The President added that a major revision of the curricula of TVET schools is underway to make them relevant to the needs of Ghana’s changing economy.
“We recognise that science, technology and technical skills rule industry, and you rule yourself out if you are not appropriately equipped. Every child must be offered the opportunity to bring out her inherent talents for innovation. It is in the laboratories and workshops that young people get the opportunity to expand their imagination, and develop the skills that would equip them for the modern world,” he said
President Akufo-Addo continued, “We need to modernise all aspects of our lives, and we need skilled people to lead the modernisation process. If we are to transform the structure of our economy from one dependent on the production and export of raw materials, to a value-added, industrialised one, then students from technical institutions, such as yours, are crucial.”
Nana Akufo-Addo had earlier said his government will this year extend the free Senior High School initiative to cover technical and vocational institutions in the country.
However, in response to the developments in the sector, a former Deputy Minister of Education under the John Mahama administration, Samuel Okudzeto Ablakwa, has observed that there are more pressing challenges confronting TVET having to do with infrastructure and patronage.
“The challenge confronting technical vocational education in our country is not an issue of affordability. It is about investing in the sector. TVET is very expensive. You need the tools. You need the equipment… they have not raised additional funds for TVET and that is really where we need to pay attention,” he said in a Citi News interview earlier in March.
He noted that monetary commitment from the Akufo-Addo administration’s first two budgets left a lot to be desired despite its pledges to the sector.
“The 2017 budget, the 2018 budget, the GETFund formula for 2018 did not address this.
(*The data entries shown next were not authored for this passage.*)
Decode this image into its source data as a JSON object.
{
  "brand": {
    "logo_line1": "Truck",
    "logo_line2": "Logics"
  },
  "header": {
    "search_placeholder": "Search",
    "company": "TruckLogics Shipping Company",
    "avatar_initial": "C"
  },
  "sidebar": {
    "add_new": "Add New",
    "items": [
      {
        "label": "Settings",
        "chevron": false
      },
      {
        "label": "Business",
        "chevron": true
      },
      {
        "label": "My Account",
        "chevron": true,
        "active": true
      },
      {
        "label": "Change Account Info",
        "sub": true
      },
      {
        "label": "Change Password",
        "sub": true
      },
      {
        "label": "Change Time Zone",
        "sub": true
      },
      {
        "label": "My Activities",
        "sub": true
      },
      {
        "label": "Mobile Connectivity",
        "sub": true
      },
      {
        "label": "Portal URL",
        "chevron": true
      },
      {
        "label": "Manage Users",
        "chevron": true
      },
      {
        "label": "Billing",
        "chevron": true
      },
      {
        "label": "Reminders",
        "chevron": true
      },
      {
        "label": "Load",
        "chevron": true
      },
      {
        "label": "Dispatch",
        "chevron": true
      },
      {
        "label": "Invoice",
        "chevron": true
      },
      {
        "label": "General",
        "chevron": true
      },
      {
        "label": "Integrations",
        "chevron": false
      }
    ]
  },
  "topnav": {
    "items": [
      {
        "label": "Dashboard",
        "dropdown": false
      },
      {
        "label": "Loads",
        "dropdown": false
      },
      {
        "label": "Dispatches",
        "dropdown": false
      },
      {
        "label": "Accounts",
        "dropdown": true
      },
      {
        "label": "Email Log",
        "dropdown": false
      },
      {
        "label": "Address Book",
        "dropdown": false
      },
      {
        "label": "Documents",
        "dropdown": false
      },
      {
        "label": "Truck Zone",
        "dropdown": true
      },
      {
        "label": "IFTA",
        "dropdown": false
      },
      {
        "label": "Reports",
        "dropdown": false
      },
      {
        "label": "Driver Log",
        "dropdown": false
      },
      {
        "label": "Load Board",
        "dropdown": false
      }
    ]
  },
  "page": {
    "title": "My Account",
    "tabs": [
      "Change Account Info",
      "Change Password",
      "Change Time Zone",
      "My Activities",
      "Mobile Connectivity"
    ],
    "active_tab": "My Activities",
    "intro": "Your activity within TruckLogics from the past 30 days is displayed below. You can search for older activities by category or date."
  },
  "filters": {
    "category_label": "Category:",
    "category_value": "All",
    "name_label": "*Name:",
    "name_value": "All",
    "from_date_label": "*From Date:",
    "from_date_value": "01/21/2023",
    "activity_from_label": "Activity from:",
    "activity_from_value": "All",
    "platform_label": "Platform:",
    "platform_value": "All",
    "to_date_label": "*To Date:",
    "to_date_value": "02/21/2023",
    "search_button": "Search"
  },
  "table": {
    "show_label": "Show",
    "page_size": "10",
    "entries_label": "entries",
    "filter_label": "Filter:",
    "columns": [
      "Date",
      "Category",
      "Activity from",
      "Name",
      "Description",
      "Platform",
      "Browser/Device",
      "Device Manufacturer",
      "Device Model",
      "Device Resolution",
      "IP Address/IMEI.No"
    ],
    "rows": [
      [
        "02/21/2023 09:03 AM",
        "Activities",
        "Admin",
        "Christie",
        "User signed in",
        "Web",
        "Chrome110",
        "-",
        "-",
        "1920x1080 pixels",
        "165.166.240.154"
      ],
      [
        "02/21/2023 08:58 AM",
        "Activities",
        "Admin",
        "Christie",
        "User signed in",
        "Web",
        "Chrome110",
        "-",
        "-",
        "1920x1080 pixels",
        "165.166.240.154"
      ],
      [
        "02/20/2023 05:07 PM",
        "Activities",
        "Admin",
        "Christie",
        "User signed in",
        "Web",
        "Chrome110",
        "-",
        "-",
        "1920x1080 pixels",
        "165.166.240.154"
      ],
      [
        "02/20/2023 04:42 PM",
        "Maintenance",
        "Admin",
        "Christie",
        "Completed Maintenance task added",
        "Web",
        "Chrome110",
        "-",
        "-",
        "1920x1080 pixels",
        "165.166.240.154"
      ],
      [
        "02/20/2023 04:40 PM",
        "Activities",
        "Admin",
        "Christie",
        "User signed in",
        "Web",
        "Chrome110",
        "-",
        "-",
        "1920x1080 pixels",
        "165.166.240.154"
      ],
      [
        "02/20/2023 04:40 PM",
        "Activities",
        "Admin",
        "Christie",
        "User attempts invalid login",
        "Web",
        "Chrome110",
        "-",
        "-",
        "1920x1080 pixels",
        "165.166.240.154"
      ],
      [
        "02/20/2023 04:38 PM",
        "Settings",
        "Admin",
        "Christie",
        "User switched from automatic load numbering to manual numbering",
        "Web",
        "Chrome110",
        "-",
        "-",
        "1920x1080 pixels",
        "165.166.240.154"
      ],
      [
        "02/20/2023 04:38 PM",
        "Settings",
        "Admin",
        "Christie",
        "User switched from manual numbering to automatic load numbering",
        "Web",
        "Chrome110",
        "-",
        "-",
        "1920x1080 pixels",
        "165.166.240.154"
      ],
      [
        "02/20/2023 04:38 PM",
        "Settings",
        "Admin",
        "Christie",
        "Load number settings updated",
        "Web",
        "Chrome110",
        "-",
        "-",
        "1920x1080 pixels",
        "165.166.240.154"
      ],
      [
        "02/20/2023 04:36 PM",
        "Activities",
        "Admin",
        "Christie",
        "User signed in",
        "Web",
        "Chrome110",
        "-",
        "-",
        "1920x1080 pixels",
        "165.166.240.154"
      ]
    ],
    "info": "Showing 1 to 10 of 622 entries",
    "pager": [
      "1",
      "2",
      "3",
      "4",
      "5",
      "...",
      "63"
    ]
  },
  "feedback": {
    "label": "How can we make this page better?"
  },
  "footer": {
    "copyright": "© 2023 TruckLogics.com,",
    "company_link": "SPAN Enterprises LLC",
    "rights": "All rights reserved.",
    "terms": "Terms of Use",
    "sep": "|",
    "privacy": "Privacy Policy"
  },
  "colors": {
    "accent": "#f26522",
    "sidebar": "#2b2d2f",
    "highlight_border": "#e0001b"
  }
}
If we had not secured the $125 million, there would have been no funding for TVET… they are only relying on the $125 million we raised for the development of skills for Industry projects.”
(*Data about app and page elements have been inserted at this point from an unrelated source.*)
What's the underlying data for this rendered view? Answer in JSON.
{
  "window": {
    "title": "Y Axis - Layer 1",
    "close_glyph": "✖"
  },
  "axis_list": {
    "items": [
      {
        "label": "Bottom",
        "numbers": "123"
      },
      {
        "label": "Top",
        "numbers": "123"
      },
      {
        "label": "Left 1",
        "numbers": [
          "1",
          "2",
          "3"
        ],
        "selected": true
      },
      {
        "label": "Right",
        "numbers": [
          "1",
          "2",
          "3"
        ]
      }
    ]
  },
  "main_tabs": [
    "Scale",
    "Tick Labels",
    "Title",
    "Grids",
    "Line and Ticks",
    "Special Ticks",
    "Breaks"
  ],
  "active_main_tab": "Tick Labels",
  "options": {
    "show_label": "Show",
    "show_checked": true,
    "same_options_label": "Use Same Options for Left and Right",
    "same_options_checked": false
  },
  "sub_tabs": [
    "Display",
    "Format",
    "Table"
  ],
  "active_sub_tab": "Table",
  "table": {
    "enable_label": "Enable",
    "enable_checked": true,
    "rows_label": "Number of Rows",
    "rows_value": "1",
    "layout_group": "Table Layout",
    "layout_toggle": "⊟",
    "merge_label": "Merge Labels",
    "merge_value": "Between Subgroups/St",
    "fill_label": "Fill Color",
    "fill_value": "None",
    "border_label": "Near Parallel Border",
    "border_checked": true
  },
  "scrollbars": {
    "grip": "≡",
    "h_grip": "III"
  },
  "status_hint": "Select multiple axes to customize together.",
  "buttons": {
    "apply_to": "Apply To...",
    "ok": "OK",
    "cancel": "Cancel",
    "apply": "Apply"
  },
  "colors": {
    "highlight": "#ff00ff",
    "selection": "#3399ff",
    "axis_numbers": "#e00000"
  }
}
“Secondly, how to re-brand… the challenge in our country is that the youth do not find TVET attractive so everybody wants to obtain grammar type education,” he added.
By: Delali Adogla-Bessa/citifmonline.com/Ghana